The above Washington Post article suffers from a great many maladies. First, alliteration is a nice literary tool, but I think it’s better suited to fiction, or perhaps poetry. Second, aside from a few quotes and factoids about the weather, it doesn’t have much of a point. “Too much rain can be a bad thing”. Yeah, thanks for the bulletin. At least we were spared some remark about drought in other countries.

Third, and most importantly, I’m a little bitter about the weather already, and reading an article like this (I know, I could have skipped it) doesn’t help. I’m not sure if we’ve broken any records in the DC area these past few days, but I’ve lived in and around the area my whole life, and I don’t remember anything like this.

The article also mentions Al Gore, in the news lately for finally showing that he has a soul (A little late for the Democratic party, who maybe invested some time and money in him a while back).  It doesn’t actually come out and say that the rain is a direct result of the global warming that Gore’s been talking about, but I think it’s clear what we’re supposed to infer.

Anyway, I lost my point long ago.  I just wish it would stop raining.

The shrinking American social network

Last night, Barb and I had dinner at the little Mexican bar/restaurant across the street. We hadn’t been, because last time we went it was an Indian place. We were the only native English-speakers in the restaurant, which wasn’t a surprise. I think it’s a good sign for a Mexican restaurant to be full of Latinos – it probably means the food is good. Which it was.

Everyone in the bar seemed to know each other. Partly it’s a small place, so many of them probably came together. But I suspect that it’s also because we have a large Spanish-speaking community right around here, and my impression is that these communities tend to keep a bit to themselves. The language barrier probably contributes to that.

Today I saw this article that tells of a study that found that Americans are more socially isolated than we were twenty years ago. We have fewer close friends now than we did in 1985.

I think it’s causing problems in our society. How many people know their next-door neighbor? The family across the street? People are social by nature, and I don’t really understand why Americans as a society have pulled away from that. Is it television? Do we turn on the tv and ignore the rest of the world? Are we spending more time in online communities? There’s probably not one answer.

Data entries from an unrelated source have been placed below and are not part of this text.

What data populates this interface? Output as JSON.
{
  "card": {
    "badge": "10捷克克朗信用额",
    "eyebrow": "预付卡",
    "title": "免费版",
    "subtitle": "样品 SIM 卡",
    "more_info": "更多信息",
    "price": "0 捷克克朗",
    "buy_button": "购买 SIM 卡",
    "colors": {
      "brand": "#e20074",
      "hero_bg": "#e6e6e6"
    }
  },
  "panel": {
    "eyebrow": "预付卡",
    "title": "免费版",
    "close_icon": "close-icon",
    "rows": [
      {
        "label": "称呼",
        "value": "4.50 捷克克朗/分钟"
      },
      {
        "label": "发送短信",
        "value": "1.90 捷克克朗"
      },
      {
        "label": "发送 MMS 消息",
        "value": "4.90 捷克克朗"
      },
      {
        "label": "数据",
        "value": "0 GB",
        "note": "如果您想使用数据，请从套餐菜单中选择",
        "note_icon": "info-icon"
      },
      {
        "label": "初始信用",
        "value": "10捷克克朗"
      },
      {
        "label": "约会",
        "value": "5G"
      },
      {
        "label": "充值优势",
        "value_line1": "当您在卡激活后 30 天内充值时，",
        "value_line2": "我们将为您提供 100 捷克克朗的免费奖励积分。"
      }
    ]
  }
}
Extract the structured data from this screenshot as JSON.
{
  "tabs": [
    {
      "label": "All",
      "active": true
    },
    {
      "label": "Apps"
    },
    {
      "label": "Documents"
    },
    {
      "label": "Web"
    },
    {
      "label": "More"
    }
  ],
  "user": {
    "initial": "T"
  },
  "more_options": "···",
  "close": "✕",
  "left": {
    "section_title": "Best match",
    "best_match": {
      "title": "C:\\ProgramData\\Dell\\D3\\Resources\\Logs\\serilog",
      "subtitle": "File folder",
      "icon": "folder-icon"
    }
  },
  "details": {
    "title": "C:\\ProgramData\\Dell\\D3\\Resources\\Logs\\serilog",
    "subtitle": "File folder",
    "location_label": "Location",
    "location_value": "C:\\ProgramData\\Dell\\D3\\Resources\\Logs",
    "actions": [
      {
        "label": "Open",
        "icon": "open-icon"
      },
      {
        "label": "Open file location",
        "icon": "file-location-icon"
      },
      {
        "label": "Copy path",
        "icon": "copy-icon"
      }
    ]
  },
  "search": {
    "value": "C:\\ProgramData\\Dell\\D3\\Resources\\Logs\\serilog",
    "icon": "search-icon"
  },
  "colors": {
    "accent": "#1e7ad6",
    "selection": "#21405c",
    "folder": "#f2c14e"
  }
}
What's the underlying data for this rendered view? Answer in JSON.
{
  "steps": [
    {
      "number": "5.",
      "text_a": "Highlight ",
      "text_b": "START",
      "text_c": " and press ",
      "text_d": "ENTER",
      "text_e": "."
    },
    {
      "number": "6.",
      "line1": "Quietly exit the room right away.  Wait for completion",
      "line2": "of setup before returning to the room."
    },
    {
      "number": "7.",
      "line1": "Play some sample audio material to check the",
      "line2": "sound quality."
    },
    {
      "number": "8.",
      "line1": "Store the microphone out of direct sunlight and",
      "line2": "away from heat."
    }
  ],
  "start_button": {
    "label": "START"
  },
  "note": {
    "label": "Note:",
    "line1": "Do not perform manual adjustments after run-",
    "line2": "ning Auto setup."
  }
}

But I’m curious why the Latino communities I see still have that sense of togetherness, of knowing everyone, and I’m also curious if they’re better off for it.

I know I have friends who live less than ten minutes away on foot, and I see them maybe once a month. I spend the vast majority of my time at work, or alone with Barb. And not that spending time alone with Barb is bad – it’s actually great. But maybe we’re missing something. And it will be even more important when we have kids. I think Barb and I are even ahead of the game. We both have close friends that we can turn to when we need something.

So, I don’t know what this study means, or what can be done about it. Harvard University Public Policy Professor Robert Putnam suggests in the article that flexible work schedules would allow people more time for community, but that sounds like a pretty simplistic answer. Working fewer hours a week might help, if we turned to community activities to fill the extra time. But there’s no guarantee we would. I’d love to see the construction industry start planning housing developments to be more community oriented. But we can hardly put the responsibility on them, as much as they might make an easy target in these days of over-development.

Anyway, go out and meet your neighbor. Offer him a beer or a cup of coffee. Or maybe brush up on your Spanish and head to the local Mexican bar. And don’t work so much. Tell your boss some guy from Harvard said so.